Soreness in his lower left leg, according to the Warriors, though neither coach Steve Kerr nor Iguodala seemed particularly concerned.

Yet it's serious enough that Iguodala will undergo an MRI on Sunday. Furthermore, one word made its way around Moda Center after the game that should cause enough alarm for the Warriors to consider resting the 35-year-old veteran Monday night in Game 4.


Soreness in an athlete’s Achilles' tendon is not unusual, but it's not to be taken lightly, given that a rupture is among the most devastating injury that one can sustain.

Asked specifically whether the soreness indicated a problem with the Achilles' tendon, Iguodala did not deny it.

“It’s in that region,” he told NBC Sports Bay Area.

“I've had it before,” he added. “I’ll be all right.”

Iguodala added that he has dealt with soreness in that area “for a while,” without specifying. Until Saturday, he had played through it.

So, he might be right. Maybe there is no reason for worry. The MRI will provide clarification. As someone who knows his body about as well as any player in the NBA, Iguodala might need nothing more than a few sessions of physical therapy.

“He just had some soreness ... so we didn’t want to risk anything and put him back in the game,” Kerr said. “When we took him out mid-third, the trainer said that will be it for him.”

If Iguodala’s wheel is barking, it’s easy to understand why. He entered Saturday averaging 30.2 minutes per playoff game -- about seven more than in the regular season. He spent most of the six-game first-round series chasing LA Clippers guard Lou Williams and most of the six-game second-round series assigned to NBA leading scorer James Harden.

Iguodala has spent much of the first three games this round coping with either of Portland’s two dynamic guards, Damian Lillard or CJ McCollum.

[RELATED: Iguodala flips off ESPN camera while en route to locker room]

The Warriors generally err on the side of caution in matters of health.

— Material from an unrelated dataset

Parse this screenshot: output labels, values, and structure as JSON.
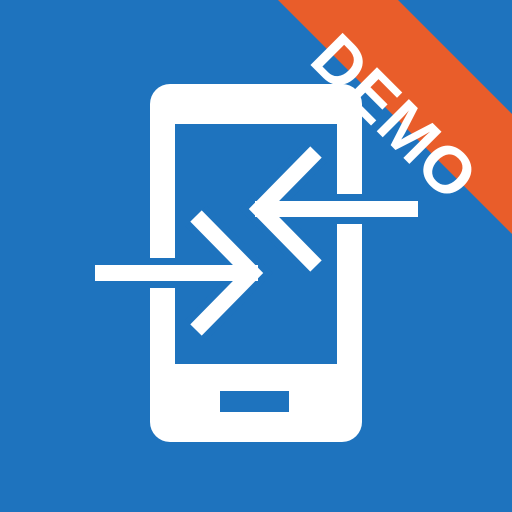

Sitting Iguodala on Monday would seem the prudent move.

If ever there were a time to be overly cautious, it's with a 3-0 lead in a best-of-seven series.

NBA rumors: Blazers star Damian Lillard playing through separated ribs

NBA rumors: Blazers star Damian Lillard playing through separated ribs

Damian Lillard isn't having the best time in the Western Conference finals against the Warriors.

In the Trail Blazers' Game 3 loss Saturday night, Lillard shot just 5 of 18 and finished with 19 points in 40 minutes.

Now, we might have an explanation as to why the Blazers guard is struggling.

The Athletic's Shams Charania reported after Game 3 that Lillard has separated ribs and is playing through the injury.

ESPN's Tim MacMahon confirmed the news, and provided a few more details.

The injury appears to have occurred during Game 2 of the series when Warriors center Kevon Looney landed on Lillard as they went for a loose ball.

[RELATED: Iguodala to undergo MRI]

So far in the Western Conference finals, Lillard is shooting 32.9 percent (15 of 46) and averaging 20.3 points per game.

Lillard won't use the injury as an excuse, and he's probably not thrilled the news got out. But it does explain his poor shooting numbers.